Citation: Lucieer F, Duijn S, Van Rompaey V, Pérez Fornos A, Guinand N, Guyot JP, Kingma H and van de Berg R (2018) Full Spectrum of Reported Symptoms of Bilateral Vestibulopathy Needs Further Investigation—A Systematic Review. Front. Neurol. 9:352. doi: 10.3389/fneur.2018.00352
Received: 31 January 2018; Accepted: 01 May 2018;
Published: 04 June 2018
Edited by:Bryan Kevin Ward, Johns Hopkins University, United States
Reviewed by:Christopher Schutt, Michigan Ear Institute, United States
Nicolas Perez-Fernandez, Clinica Universidad de Navarra, Spain
Desi Phillip Schoo, Johns Hopkins Medicine, United States
Copyright: © 2018 Lucieer, Duijn, Van Rompaey, Pérez Fornos, Guinand, Guyot, Kingma and van de Berg. This is an open-access article distributed under the terms of the Creative Commons Attribution License (CC BY). The use, distribution or reproduction in other forums is permitted, provided the original author(s) and the copyright owner are credited and that the original publication in this journal is cited, in accordance with accepted academic practice. No use, distribution or reproduction is permitted which does not comply with these terms.

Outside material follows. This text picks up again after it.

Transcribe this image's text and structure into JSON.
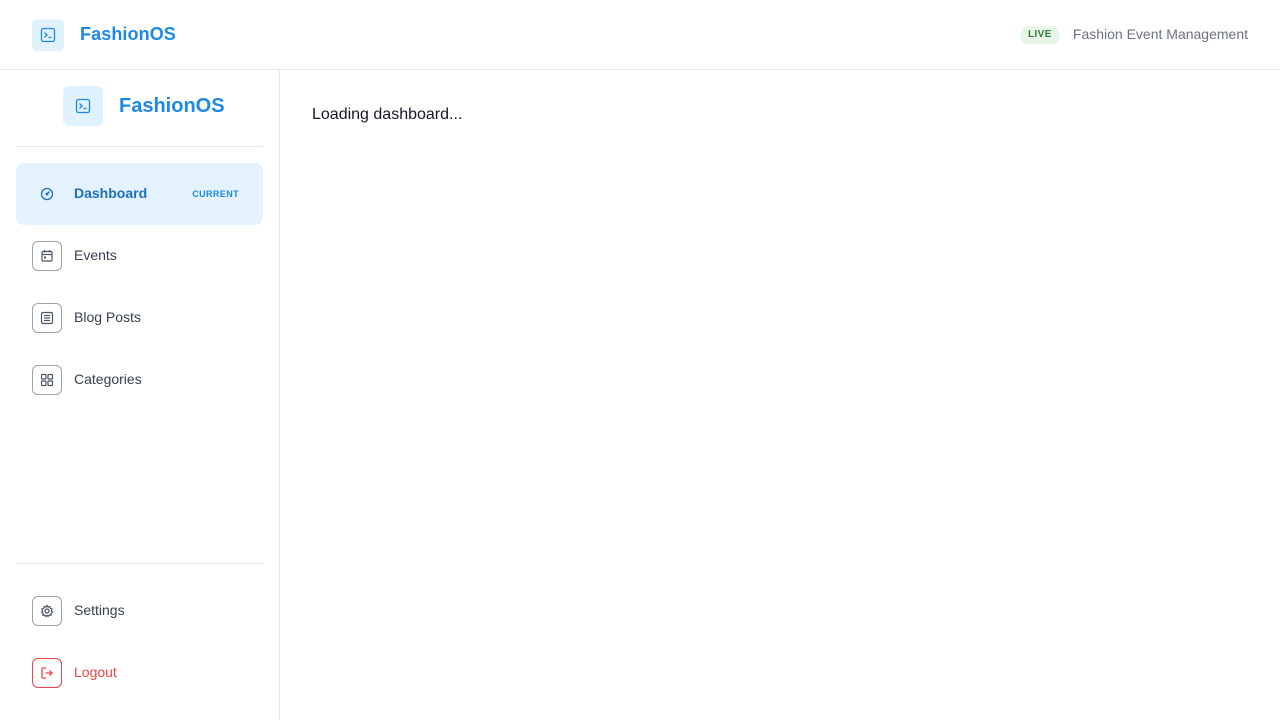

*Correspondence: Florence Lucieer, firstname.lastname@example.org